Perhaps it would it be safer to assume a continuation of that which went before: mass murder on an industrial scale. Could the cost of ‘no intervention’ have been an additional 500,000 Iraqis killed by Hussein? We will never know for sure but absent a major change in the Hussein regime, reasonable hypothecation points to one heck of a moral dilemma if non-intervention kills more innocent people than intervention.
The world has experienced this before. The world saw hundreds of thousands of needless death in Bosnia through non-intervention. The world saw up to a million dead through non-intervention in Rwanda, even when the genocide plans were known to the Security Council in advance.
The same dilemma now exists with Syria. Would there be a huge toll if we were to have another international intervention? Undoubtedly yes. Intervention would be a bad option.
But what of non-intervention? President Assad is already the second of his line to rule that country having been anointed by his father. For how much longer would he and his offspring rule?
As with Iraq in 2002 there is no way of either accurately predicting the toll of an intervention or the toll of a non-intervention and choices need to be made on best guesses. This generation clearly remembers Iraq and the cost of the intervention. This generation’s memory of Rwanda and Bosnia has faded as the cost of non-intervention drifts into history books.
The only thing we know for sure is that the moral dilemma continues.
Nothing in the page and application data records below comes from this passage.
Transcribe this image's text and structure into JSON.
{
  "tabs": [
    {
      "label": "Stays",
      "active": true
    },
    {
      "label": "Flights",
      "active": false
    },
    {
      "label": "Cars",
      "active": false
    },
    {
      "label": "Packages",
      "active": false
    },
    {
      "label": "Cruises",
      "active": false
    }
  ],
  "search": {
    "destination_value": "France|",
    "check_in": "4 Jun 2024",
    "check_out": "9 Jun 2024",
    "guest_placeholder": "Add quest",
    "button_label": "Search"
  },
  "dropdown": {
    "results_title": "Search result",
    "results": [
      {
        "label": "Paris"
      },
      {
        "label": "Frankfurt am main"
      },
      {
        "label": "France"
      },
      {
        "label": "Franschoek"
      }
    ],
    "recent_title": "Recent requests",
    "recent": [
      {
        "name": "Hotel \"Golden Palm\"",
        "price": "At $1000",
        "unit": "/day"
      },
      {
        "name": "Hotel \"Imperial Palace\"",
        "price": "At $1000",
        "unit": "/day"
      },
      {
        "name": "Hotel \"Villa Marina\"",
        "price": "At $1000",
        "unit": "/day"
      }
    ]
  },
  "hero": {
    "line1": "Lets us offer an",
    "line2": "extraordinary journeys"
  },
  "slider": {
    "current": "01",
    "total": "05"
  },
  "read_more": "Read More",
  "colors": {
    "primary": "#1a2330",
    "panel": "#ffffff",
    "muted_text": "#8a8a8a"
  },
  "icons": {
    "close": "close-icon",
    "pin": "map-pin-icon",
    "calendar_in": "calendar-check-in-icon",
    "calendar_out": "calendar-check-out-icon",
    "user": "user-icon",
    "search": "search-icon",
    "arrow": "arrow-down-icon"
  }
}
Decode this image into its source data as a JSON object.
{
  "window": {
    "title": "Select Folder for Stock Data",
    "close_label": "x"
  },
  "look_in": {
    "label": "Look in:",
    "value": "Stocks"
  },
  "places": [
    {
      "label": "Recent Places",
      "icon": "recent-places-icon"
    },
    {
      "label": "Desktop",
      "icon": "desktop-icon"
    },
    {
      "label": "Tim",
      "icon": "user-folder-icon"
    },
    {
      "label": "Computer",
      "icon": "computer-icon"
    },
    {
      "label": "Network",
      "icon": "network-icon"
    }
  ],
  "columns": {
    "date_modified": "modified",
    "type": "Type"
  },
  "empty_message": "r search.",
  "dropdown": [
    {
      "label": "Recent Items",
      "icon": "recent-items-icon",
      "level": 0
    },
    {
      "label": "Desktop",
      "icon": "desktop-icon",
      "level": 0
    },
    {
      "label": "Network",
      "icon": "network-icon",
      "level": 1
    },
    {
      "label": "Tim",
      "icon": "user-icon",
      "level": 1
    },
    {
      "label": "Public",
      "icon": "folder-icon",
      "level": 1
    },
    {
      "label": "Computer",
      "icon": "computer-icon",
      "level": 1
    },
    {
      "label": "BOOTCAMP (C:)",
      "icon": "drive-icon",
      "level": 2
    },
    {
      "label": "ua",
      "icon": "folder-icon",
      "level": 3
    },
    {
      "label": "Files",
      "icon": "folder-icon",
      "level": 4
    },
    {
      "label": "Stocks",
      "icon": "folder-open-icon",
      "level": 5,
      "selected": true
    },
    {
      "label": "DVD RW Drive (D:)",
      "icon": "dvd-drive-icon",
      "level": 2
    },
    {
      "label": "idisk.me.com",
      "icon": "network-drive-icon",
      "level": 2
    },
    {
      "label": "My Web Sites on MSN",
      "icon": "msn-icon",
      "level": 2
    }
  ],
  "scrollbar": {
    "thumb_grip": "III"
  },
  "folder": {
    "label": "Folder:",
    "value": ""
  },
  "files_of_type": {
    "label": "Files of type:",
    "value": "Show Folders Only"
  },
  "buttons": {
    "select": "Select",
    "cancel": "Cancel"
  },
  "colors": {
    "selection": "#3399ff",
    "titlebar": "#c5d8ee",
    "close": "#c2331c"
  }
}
Are we happy for Syria to be our new Bosnia for fear of it being another Iraq?
Andrew Macleod was an International Red Cross Delegate in Rwanda and former Yugoslavia in the 1990’s and a senior humanitarian official for the United Nations in the 2000’s. He is the author of ‘A Life Half Lived’ by New Holland Press and can be followed on twitter @andrewmacleod.
More discussion like this is in: